§ **Material provided**:
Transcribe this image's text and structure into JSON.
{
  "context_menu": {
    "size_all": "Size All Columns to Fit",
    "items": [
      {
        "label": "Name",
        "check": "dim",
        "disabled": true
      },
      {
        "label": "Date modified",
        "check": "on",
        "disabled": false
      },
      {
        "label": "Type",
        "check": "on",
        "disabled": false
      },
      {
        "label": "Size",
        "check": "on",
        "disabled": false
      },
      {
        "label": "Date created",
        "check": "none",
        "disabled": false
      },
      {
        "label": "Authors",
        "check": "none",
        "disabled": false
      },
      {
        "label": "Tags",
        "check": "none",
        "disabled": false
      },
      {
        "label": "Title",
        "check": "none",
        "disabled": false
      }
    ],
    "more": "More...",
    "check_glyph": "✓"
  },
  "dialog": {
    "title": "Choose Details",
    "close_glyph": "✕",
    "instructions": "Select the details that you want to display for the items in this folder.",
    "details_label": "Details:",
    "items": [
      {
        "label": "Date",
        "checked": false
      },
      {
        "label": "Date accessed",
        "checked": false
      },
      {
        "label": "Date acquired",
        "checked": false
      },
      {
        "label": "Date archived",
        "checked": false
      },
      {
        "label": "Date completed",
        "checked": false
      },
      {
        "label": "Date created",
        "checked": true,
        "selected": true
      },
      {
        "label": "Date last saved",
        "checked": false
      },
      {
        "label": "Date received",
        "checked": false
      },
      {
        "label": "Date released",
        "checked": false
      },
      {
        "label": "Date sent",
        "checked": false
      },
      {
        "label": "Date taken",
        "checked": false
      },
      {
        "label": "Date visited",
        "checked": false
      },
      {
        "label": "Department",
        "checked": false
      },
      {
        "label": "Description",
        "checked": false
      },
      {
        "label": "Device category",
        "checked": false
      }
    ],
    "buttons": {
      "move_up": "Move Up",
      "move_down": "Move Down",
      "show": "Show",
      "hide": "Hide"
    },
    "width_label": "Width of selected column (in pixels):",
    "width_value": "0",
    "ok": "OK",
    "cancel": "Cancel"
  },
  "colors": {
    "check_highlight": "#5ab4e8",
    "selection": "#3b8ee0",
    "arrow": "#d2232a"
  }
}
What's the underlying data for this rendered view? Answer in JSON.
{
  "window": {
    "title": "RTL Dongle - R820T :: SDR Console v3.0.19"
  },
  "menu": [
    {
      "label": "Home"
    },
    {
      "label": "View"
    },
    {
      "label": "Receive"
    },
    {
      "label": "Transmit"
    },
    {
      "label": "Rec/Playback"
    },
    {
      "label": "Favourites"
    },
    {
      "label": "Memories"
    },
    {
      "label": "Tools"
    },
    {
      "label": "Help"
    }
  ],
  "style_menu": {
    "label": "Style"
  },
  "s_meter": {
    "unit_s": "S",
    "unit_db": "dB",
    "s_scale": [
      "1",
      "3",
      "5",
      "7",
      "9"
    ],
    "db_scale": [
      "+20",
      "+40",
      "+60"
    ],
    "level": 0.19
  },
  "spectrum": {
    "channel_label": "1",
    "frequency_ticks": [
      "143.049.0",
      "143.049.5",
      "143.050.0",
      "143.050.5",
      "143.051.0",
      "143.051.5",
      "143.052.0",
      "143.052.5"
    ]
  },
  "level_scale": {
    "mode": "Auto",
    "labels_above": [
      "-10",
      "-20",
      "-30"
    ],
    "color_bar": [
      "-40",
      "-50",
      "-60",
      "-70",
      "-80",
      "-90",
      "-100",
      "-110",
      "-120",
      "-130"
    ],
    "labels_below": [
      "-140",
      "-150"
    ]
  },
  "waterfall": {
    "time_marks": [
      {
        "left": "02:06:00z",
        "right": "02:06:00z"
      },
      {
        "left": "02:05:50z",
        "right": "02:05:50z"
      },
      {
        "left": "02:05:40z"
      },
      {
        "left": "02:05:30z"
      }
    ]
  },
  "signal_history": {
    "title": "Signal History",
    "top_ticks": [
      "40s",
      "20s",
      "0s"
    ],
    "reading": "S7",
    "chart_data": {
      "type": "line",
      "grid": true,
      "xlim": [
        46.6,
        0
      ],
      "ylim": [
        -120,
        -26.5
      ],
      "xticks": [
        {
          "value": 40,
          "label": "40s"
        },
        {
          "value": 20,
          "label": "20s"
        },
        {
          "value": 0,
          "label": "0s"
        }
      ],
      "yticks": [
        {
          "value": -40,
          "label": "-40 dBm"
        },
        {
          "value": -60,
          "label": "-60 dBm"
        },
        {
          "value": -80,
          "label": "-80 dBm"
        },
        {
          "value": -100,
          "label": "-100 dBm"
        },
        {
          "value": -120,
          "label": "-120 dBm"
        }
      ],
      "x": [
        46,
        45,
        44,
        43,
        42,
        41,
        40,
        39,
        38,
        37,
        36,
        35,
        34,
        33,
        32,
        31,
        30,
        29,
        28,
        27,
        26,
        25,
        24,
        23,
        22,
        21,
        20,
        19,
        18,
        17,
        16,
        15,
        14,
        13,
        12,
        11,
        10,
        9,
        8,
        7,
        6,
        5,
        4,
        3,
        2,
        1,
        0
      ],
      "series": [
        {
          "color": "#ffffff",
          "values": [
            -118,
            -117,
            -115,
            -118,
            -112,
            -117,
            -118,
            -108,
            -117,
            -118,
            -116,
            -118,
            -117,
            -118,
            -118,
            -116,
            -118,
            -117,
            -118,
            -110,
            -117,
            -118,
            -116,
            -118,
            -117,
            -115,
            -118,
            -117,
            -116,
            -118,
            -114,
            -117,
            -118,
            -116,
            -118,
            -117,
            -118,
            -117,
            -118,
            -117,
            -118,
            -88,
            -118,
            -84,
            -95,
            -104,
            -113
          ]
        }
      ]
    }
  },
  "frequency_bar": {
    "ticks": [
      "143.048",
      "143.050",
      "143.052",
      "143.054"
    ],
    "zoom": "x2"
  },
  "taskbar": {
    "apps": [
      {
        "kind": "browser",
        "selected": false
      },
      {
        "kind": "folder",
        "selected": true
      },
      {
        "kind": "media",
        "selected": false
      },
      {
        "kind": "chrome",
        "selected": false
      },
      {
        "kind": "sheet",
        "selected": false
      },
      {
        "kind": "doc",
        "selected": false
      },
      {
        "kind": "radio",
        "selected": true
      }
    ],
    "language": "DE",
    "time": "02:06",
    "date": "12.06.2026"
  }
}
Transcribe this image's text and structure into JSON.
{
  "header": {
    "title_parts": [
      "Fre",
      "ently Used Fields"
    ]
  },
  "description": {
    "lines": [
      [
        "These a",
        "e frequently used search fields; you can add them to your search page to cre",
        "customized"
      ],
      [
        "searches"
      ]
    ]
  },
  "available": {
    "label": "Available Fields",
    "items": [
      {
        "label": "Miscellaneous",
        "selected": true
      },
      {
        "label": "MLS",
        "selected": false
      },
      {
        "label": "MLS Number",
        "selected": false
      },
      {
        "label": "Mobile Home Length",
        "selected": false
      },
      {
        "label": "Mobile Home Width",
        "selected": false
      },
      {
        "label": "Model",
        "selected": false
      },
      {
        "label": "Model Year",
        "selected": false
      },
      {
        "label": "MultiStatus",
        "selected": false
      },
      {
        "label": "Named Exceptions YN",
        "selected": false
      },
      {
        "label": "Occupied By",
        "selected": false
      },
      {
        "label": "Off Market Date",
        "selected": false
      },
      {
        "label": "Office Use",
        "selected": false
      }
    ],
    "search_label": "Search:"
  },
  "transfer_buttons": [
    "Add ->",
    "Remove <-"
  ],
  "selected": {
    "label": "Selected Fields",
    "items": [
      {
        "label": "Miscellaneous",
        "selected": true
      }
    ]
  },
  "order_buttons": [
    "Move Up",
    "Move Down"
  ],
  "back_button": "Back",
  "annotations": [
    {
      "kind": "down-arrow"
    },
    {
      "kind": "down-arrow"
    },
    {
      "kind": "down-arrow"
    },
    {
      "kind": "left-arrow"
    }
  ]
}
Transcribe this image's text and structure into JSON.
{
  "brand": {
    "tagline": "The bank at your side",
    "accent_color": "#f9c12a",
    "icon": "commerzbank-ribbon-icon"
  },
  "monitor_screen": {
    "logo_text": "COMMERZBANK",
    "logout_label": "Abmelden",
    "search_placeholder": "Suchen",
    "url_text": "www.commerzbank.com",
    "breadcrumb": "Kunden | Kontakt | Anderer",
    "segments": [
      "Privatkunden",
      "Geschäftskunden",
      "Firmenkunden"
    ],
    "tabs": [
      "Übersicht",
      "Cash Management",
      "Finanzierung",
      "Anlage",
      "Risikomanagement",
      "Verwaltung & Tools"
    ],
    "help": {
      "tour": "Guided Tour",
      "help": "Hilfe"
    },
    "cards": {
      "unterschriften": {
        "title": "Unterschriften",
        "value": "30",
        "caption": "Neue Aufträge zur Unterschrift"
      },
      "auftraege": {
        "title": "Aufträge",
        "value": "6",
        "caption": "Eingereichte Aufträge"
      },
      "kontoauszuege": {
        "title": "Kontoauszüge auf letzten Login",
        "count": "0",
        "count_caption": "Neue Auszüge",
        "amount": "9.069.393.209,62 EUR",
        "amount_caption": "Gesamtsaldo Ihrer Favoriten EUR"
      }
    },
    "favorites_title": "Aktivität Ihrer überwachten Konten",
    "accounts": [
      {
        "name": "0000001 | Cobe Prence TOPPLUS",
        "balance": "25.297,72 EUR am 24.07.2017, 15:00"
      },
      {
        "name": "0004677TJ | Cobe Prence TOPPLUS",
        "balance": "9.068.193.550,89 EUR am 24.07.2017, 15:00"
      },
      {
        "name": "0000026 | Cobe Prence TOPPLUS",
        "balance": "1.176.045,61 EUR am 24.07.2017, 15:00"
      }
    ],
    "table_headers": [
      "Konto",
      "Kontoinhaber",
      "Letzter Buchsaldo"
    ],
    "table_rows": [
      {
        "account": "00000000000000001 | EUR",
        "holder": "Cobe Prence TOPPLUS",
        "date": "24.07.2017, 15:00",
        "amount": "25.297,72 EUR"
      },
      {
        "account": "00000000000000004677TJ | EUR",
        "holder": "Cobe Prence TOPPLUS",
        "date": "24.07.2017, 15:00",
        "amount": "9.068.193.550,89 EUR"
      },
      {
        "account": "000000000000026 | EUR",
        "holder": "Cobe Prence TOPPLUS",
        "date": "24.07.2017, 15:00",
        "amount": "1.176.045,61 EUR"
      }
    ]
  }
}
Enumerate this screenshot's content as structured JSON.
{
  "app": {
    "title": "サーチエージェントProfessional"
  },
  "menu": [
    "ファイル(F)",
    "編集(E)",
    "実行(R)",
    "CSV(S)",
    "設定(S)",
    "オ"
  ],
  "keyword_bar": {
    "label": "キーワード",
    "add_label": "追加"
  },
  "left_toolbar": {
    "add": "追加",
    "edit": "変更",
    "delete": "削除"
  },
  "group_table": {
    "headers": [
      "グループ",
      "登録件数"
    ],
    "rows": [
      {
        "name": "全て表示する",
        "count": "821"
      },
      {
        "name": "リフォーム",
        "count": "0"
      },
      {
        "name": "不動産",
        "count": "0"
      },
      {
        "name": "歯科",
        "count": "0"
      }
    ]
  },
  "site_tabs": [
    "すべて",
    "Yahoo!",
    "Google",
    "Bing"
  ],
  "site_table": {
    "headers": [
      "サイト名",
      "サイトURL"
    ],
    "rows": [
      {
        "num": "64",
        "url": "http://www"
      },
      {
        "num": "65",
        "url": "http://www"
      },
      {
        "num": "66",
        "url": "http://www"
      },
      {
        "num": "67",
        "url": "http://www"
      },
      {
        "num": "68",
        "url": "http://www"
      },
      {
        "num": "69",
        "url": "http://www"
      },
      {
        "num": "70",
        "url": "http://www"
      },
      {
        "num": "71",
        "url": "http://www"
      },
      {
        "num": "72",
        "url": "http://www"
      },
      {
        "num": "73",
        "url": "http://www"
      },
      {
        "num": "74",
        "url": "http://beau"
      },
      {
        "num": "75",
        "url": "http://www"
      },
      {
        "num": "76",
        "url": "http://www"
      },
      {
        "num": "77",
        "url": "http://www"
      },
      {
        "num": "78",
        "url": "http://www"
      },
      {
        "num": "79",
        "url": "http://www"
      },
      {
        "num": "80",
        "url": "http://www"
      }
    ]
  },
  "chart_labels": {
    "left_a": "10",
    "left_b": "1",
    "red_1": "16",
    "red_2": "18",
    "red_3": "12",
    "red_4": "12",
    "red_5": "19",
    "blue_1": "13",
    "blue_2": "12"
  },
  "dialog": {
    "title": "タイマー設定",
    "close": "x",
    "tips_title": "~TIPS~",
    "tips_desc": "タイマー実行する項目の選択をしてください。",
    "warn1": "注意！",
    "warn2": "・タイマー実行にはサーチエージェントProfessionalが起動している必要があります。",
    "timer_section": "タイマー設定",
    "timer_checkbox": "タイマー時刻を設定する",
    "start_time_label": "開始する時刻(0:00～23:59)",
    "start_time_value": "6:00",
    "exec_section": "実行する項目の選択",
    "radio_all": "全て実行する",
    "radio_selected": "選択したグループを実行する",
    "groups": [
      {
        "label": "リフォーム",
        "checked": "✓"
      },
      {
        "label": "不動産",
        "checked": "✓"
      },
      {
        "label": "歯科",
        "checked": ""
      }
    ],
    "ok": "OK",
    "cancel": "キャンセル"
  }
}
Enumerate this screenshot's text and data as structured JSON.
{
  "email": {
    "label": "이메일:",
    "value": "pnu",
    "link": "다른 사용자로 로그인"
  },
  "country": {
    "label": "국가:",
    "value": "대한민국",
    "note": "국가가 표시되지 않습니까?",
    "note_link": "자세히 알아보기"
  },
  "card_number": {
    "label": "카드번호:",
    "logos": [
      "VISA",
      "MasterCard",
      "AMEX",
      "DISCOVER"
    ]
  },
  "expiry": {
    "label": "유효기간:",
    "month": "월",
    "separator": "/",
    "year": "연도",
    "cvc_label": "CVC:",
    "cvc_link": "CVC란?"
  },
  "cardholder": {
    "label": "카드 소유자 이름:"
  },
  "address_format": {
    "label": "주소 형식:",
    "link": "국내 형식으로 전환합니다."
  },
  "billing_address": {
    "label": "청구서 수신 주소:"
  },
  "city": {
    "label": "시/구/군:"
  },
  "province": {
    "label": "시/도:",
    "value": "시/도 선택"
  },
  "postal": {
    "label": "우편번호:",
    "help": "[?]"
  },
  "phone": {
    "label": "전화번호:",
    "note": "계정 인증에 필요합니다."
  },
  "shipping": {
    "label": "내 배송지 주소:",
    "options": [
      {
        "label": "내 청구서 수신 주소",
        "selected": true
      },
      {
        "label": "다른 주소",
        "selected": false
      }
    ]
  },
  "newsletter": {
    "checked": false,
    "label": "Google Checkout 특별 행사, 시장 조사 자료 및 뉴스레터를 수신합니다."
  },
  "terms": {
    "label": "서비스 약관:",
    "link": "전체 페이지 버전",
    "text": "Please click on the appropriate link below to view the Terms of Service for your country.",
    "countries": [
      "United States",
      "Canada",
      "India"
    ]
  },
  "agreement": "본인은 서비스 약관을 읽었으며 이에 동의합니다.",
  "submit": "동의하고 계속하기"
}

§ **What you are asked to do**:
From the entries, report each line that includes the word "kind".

§ **Exercise solution**:
        "kind": "browser",
        "kind": "folder",
        "kind": "media",
        "kind": "chrome",
        "kind": "sheet",
        "kind": "doc",
        "kind": "radio",
      "kind": "down-arrow"
      "kind": "down-arrow"
      "kind": "down-arrow"
      "kind": "left-arrow"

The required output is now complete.